I’m ashamed to admit that I’ve not ever read a book by one of Kentucky’s most beloved and prolific writers. But I did have the opportunity to see the evidence of Wendell Berry’s life onscreen, thanks to a wonderful documentary that opened the Flyover Film Festival Sunday night.
The good news for you — there will be six screenings of the film Wednesday through Sunday at the Speed Museum.
Berry, now 81, lives on a farm in Henry County. His Wikipedia listing says he’s a poet, farmer, writer, activist and academic. He’s been a prolific writer of novels, poetry and non-fiction, and an outspoken critic of mountaintop mining, modern farming techniques and coal.
The film is at once beautiful for its imagery and natural sounds, taking the viewer on walks along parts of Berry’s land in Henry County, often including Berry’s poetry to narrate images of landscapes, animals and farmers. But it also illustrates the struggles faced by farmers. Interviews with young farmers focus on the economics that require farmers to become bigger or give up.
Much of the film focuses on the 1970s intellectual battles between Berry and then-Agriculture Commissioner Earl Butz, who advocated the growth in size and production of farms.
Images of tobacco farming in Henry County, from the days when it was cut by hand and hung in barns by laborers and college students, show the physical hardship in stark detail.
The film, directed by Laura Dunn, is not so much about Berry as about a time and place that is fading in America.
During a Q&A after the film, Dunn was joined on stage by Mary Berry (daughter), and backers of the film Nick Offerman (the actor from Parks and Recreation) and Owsley Brown III.

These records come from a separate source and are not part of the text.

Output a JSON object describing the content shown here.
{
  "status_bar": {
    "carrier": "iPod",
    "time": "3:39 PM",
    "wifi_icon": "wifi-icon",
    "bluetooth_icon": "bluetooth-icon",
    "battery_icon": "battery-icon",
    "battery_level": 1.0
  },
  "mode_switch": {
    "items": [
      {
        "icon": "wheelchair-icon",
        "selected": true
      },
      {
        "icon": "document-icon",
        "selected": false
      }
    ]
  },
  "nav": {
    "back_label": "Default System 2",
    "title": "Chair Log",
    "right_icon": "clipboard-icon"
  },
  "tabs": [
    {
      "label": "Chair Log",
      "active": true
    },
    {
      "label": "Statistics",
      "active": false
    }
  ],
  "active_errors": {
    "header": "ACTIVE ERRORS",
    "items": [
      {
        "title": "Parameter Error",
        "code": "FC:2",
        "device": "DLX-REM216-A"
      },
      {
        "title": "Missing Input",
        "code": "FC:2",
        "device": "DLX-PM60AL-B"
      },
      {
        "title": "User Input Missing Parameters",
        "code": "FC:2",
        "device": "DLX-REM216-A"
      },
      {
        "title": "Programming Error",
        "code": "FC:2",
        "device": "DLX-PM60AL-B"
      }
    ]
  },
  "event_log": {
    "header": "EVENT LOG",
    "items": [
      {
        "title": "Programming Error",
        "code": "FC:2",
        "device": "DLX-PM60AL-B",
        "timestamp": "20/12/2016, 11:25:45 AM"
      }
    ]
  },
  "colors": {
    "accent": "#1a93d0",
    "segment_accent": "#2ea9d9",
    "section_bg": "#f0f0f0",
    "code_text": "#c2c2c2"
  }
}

The Flyover Film Festival, sponsored by the Louisville Film Society, continues Thursday at Copper & Kings with a 35th anniversary screening of the movie “Stripes” and concludes Friday on the Belvedere Lawn with a presentation of images and film from Louisville entitled “Sound in Motion: Louisville on Stage and Screen.”